Collected data:
——————
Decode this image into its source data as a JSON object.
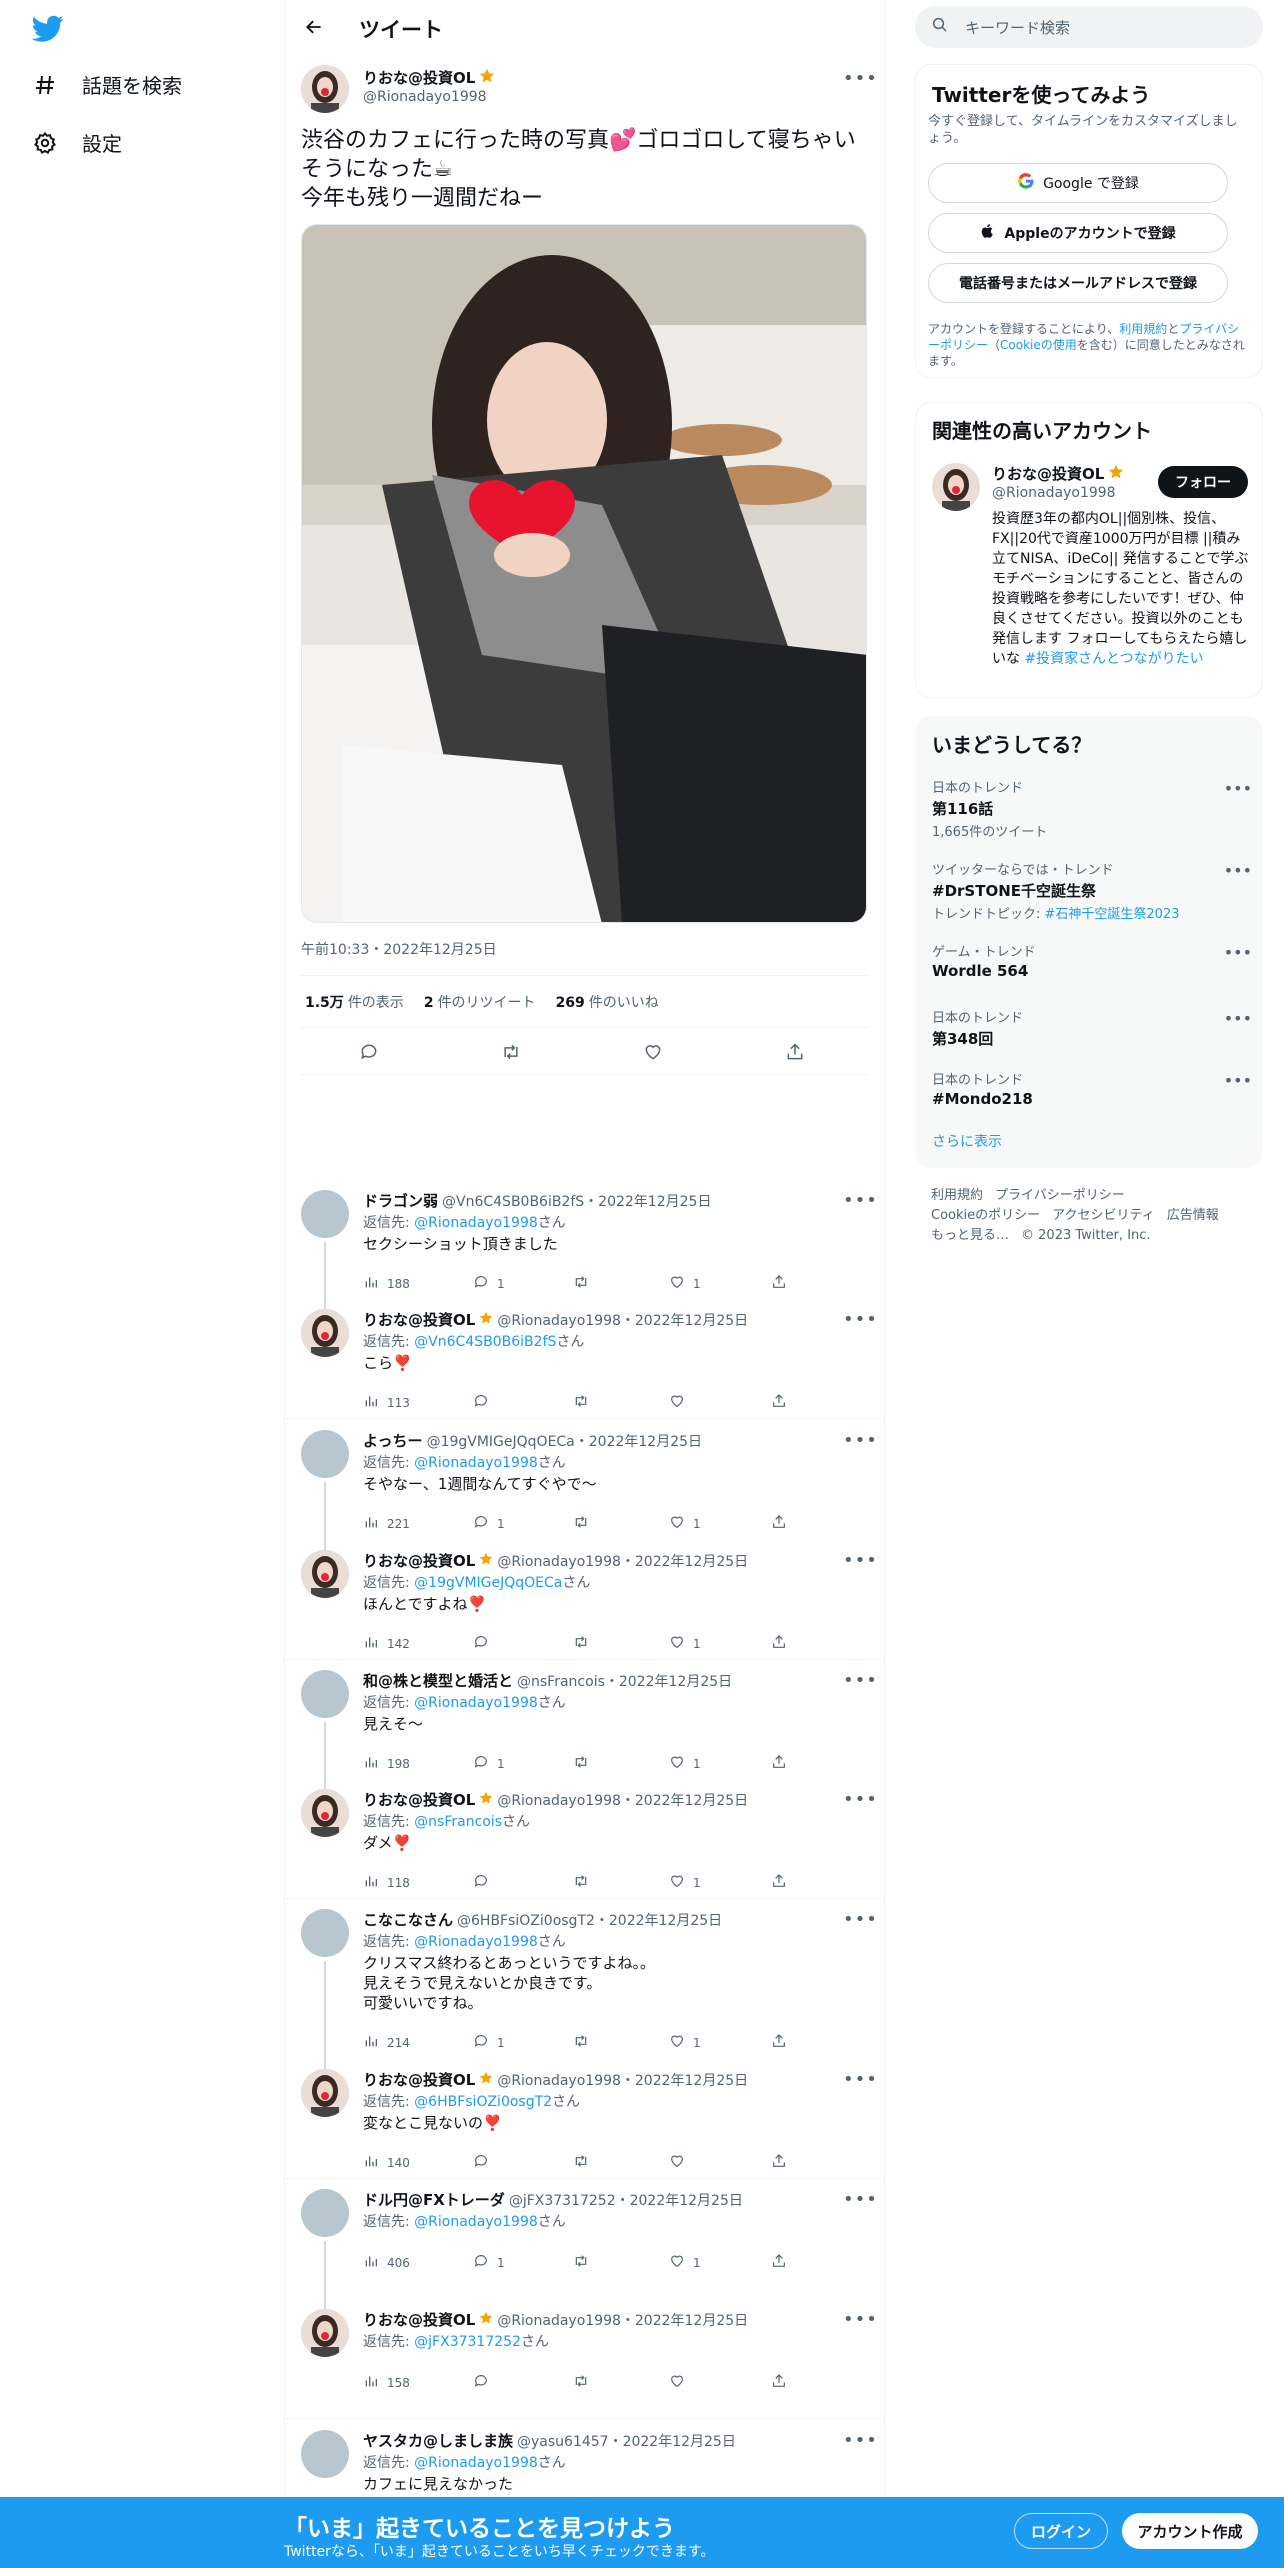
{
  "nav": {
    "explore_label": "話題を検索",
    "settings_label": "設定"
  },
  "header": {
    "title": "ツイート"
  },
  "tweet": {
    "name": "りおな@投資OL",
    "handle": "@Rionadayo1998",
    "text": "渋谷のカフェに行った時の写真💕ゴロゴロして寝ちゃいそうになった☕\n今年も残り一週間だねー",
    "time": "午前10:33・2022年12月25日",
    "views_count": "1.5万",
    "views_label": "件の表示",
    "retweets_count": "2",
    "retweets_label": "件のリツイート",
    "likes_count": "269",
    "likes_label": "件のいいね"
  },
  "replies": [
    {
      "name": "ドラゴン弱",
      "handle": "@Vn6C4SB0B6iB2fS・2022年12月25日",
      "reply_prefix": "返信先: ",
      "reply_to": "@Rionadayo1998",
      "reply_suffix": "さん",
      "text": "セクシーショット頂きました",
      "views": "188",
      "comments": "1",
      "retweets": "",
      "likes": "1"
    },
    {
      "name": "りおな@投資OL",
      "handle": "@Rionadayo1998・2022年12月25日",
      "reply_prefix": "返信先: ",
      "reply_to": "@Vn6C4SB0B6iB2fS",
      "reply_suffix": "さん",
      "text": "こら❣️",
      "views": "113",
      "comments": "",
      "retweets": "",
      "likes": ""
    },
    {
      "name": "よっちー",
      "handle": "@19gVMIGeJQqOECa・2022年12月25日",
      "reply_prefix": "返信先: ",
      "reply_to": "@Rionadayo1998",
      "reply_suffix": "さん",
      "text": "そやなー、1週間なんてすぐやで〜",
      "views": "221",
      "comments": "1",
      "retweets": "",
      "likes": "1"
    },
    {
      "name": "りおな@投資OL",
      "handle": "@Rionadayo1998・2022年12月25日",
      "reply_prefix": "返信先: ",
      "reply_to": "@19gVMIGeJQqOECa",
      "reply_suffix": "さん",
      "text": "ほんとですよね❣️",
      "views": "142",
      "comments": "",
      "retweets": "",
      "likes": "1"
    },
    {
      "name": "和@株と模型と婚活と",
      "handle": "@nsFrancois・2022年12月25日",
      "reply_prefix": "返信先: ",
      "reply_to": "@Rionadayo1998",
      "reply_suffix": "さん",
      "text": "見えそ〜",
      "views": "198",
      "comments": "1",
      "retweets": "",
      "likes": "1"
    },
    {
      "name": "りおな@投資OL",
      "handle": "@Rionadayo1998・2022年12月25日",
      "reply_prefix": "返信先: ",
      "reply_to": "@nsFrancois",
      "reply_suffix": "さん",
      "text": "ダメ❣️",
      "views": "118",
      "comments": "",
      "retweets": "",
      "likes": "1"
    },
    {
      "name": "こなこなさん",
      "handle": "@6HBFsiOZi0osgT2・2022年12月25日",
      "reply_prefix": "返信先: ",
      "reply_to": "@Rionadayo1998",
      "reply_suffix": "さん",
      "text": "クリスマス終わるとあっというですよね。。\n見えそうで見えないとか良きです。\n可愛いいですね。",
      "views": "214",
      "comments": "1",
      "retweets": "",
      "likes": "1"
    },
    {
      "name": "りおな@投資OL",
      "handle": "@Rionadayo1998・2022年12月25日",
      "reply_prefix": "返信先: ",
      "reply_to": "@6HBFsiOZi0osgT2",
      "reply_suffix": "さん",
      "text": "変なとこ見ないの❣️",
      "views": "140",
      "comments": "",
      "retweets": "",
      "likes": ""
    },
    {
      "name": "ドル円@FXトレーダ",
      "handle": "@jFX37317252・2022年12月25日",
      "reply_prefix": "返信先: ",
      "reply_to": "@Rionadayo1998",
      "reply_suffix": "さん",
      "text": "",
      "views": "406",
      "comments": "1",
      "retweets": "",
      "likes": "1"
    },
    {
      "name": "りおな@投資OL",
      "handle": "@Rionadayo1998・2022年12月25日",
      "reply_prefix": "返信先: ",
      "reply_to": "@jFX37317252",
      "reply_suffix": "さん",
      "text": "",
      "views": "158",
      "comments": "",
      "retweets": "",
      "likes": ""
    },
    {
      "name": "ヤスタカ@しましま族",
      "handle": "@yasu61457・2022年12月25日",
      "reply_prefix": "返信先: ",
      "reply_to": "@Rionadayo1998",
      "reply_suffix": "さん",
      "text": "カフェに見えなかった",
      "views": "",
      "comments": "",
      "retweets": "",
      "likes": ""
    }
  ],
  "search": {
    "placeholder": "キーワード検索"
  },
  "signup_card": {
    "title": "Twitterを使ってみよう",
    "desc": "今すぐ登録して、タイムラインをカスタマイズしましょう。",
    "google_label": "Google で登録",
    "apple_label": "Appleのアカウントで登録",
    "phone_label": "電話番号またはメールアドレスで登録",
    "terms_prefix": "アカウントを登録することにより、",
    "terms_link": "利用規約",
    "terms_and": "と",
    "privacy_link": "プライバシーポリシー",
    "cookie_prefix": "（",
    "cookie_link": "Cookieの使用",
    "terms_suffix": "を含む）に同意したとみなされます。"
  },
  "related_card": {
    "title": "関連性の高いアカウント",
    "name": "りおな@投資OL",
    "handle": "@Rionadayo1998",
    "follow_label": "フォロー",
    "bio": "投資歴3年の都内OL||個別株、投信、FX||20代で資産1000万円が目標 ||積み立てNISA、iDeCo|| 発信することで学ぶモチベーションにすることと、皆さんの投資戦略を参考にしたいです！ぜひ、仲良くさせてください。投資以外のことも発信します フォローしてもらえたら嬉しいな ",
    "bio_tag": "#投資家さんとつながりたい"
  },
  "trends_card": {
    "title": "いまどうしてる？",
    "items": [
      {
        "context": "日本のトレンド",
        "name": "第116話",
        "sub": "1,665件のツイート",
        "sub_link": ""
      },
      {
        "context": "ツイッターならでは・トレンド",
        "name": "#DrSTONE千空誕生祭",
        "sub": "トレンドトピック: ",
        "sub_link": "#石神千空誕生祭2023"
      },
      {
        "context": "ゲーム・トレンド",
        "name": "Wordle 564",
        "sub": "",
        "sub_link": ""
      },
      {
        "context": "日本のトレンド",
        "name": "第348回",
        "sub": "",
        "sub_link": ""
      },
      {
        "context": "日本のトレンド",
        "name": "#Mondo218",
        "sub": "",
        "sub_link": ""
      }
    ],
    "show_more": "さらに表示"
  },
  "footer": {
    "terms": "利用規約",
    "privacy": "プライバシーポリシー",
    "cookie": "Cookieのポリシー",
    "accessibility": "アクセシビリティ",
    "ads": "広告情報",
    "more": "もっと見る…",
    "copyright": "© 2023 Twitter, Inc."
  },
  "banner": {
    "title": "「いま」起きていることを見つけよう",
    "subtitle": "Twitterなら、「いま」起きていることをいち早くチェックできます。",
    "login_label": "ログイン",
    "signup_label": "アカウント作成"
  },
  "colors": {
    "brand": "#1d9bf0",
    "text": "#0f1419",
    "muted": "#536471",
    "heart": "#f91880",
    "verified": "#f4a300"
  }
}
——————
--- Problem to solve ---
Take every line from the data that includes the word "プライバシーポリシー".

--- Response to the task ---
    "privacy_link": "プライバシーポリシー",
    "privacy": "プライバシーポリシー",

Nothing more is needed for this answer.